White House Chief of Staff Mark Meadows made a surprising appearance at the Capitol on Saturday while the House of Representatives was in Washington for a rare Saturday session. The House planned to vote on a bill specifically on the U.S. Postal Service, providing $25 billion in additional funding before the November election. Meadows used the occasion to make another plea with Democrats to back a trimmed down economic stimulus bill after talks stalled earlier this month.
Meadows told reporters he spoke with Democratic and Republican members and stopped by House Speaker Nancy Pelosi's office, but was told she was busy in another meeting, reports Bloomberg. "If she wants to strike a deal with the president of the United States on behalf of the American people, the president is willing to do that," Meadows said. "At the same time, that deal needs to be based on real numbers and real issues that are urgent in terms of their need to be addressed, and not a partisan wish list."
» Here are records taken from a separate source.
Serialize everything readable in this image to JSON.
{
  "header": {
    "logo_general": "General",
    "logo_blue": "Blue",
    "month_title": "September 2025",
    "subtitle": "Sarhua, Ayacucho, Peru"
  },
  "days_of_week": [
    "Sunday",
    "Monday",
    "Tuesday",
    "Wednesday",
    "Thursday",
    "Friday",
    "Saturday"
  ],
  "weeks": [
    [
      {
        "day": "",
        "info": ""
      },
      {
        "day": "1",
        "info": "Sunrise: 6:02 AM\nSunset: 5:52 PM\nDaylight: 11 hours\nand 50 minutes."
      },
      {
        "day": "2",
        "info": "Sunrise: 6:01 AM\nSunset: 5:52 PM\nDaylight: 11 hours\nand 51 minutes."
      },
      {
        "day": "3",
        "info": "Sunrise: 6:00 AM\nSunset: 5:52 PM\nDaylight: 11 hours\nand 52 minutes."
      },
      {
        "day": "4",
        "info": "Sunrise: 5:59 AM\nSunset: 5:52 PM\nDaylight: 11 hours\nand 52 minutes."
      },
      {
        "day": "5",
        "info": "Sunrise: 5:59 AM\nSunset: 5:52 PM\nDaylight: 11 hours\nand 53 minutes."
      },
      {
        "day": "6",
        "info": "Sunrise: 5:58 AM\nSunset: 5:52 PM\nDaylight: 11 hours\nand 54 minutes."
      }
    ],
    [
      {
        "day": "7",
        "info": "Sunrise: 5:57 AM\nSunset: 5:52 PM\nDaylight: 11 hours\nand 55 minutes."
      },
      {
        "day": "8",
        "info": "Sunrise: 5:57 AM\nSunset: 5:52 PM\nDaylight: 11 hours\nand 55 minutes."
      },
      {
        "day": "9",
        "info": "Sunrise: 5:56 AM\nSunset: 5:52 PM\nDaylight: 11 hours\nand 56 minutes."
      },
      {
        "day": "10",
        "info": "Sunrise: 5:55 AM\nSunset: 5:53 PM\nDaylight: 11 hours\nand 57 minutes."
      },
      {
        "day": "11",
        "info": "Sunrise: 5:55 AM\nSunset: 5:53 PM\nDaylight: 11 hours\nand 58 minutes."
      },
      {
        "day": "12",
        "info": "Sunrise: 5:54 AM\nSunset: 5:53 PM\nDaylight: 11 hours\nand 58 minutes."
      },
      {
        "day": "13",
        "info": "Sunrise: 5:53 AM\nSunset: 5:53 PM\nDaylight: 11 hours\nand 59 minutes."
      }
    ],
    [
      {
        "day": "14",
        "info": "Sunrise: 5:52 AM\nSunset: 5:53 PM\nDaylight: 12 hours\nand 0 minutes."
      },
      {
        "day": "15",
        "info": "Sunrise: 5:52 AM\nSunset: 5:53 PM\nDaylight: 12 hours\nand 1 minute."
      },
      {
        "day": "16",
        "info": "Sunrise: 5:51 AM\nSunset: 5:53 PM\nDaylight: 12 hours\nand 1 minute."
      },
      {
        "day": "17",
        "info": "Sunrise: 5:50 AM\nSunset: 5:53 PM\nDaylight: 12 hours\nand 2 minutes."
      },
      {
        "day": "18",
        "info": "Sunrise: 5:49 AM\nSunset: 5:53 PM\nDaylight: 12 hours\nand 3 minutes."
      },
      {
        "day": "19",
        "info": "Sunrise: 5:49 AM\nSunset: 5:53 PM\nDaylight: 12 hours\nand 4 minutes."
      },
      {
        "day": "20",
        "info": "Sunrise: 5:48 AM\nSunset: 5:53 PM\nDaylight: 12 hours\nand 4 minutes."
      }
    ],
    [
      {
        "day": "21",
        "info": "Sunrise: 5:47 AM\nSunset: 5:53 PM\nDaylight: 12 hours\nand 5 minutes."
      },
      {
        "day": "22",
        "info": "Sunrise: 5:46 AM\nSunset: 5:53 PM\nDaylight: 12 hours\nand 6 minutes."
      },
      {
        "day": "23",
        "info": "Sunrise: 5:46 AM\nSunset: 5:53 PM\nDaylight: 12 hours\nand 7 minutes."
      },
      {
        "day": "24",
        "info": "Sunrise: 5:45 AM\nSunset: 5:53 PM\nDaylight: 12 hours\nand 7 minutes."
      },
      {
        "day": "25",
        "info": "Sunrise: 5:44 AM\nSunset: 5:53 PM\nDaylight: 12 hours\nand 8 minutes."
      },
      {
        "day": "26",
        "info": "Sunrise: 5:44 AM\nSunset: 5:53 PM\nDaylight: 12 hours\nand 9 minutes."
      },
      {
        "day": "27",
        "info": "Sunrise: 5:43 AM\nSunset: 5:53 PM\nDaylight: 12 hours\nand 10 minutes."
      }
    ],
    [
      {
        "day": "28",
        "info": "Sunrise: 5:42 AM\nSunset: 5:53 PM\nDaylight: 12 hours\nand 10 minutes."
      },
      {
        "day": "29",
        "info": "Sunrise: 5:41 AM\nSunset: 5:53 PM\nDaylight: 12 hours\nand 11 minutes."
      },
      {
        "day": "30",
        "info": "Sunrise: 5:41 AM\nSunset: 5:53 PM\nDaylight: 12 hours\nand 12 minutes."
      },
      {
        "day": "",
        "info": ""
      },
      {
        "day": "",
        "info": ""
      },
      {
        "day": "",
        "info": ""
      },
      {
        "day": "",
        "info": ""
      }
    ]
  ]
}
The former representative from North Carolina said he would call Pelosi later to discuss restarting talks about another stimulus package. The last time Pelosi and Senate Minority Leader Chuck Schumer met with Meadows and Treasury Secretary Steven Mnuchin to discuss the next package was back on Aug. 7. The talks broke down over a disagreement on the size of the overall package. Republicans want to spend $1 trillion, while Democrats have pushed for twice that.
While talks have been stalled for two weeks, Meadows is still optimistic the two sides could reach a deal on USPS funding, aid for schools and small businesses, expanded federal unemployment insurance, while sending a second direct stimulus check to Americans. "Those issues are not as divisive as one might think," Meadows said. Still, he dismissed the Democrats' call for $1 trillion in aid for state and local governments.
Pelosi called House members back to Washington to vote on the proposed USPS funding bill amid concern over the service's ability to handle mail-in ballots during the election after Postmaster General Louis DeJoy made a series of controversial decisions. During a Senate committee hearing on Friday, DeJoy denied his changes were politically motivated, even though President Donald Trump has repeatedly spoken out against mail-in ballots and has criticized the postal service.
While the House bill is expected to pass with a party-line vote, it is unlikely to go far in the Senate. The White House has threatened to veto the bill if it did pass the House and Senate. "We will pass the bill and it will be in a bipartisan way today and then we will send it to the Senate," Pelosi said Saturday, reports CNN. She predicted Republican members "will be hearing from their constituents because this hits home — not receiving your mail in a timely fashion, hits home."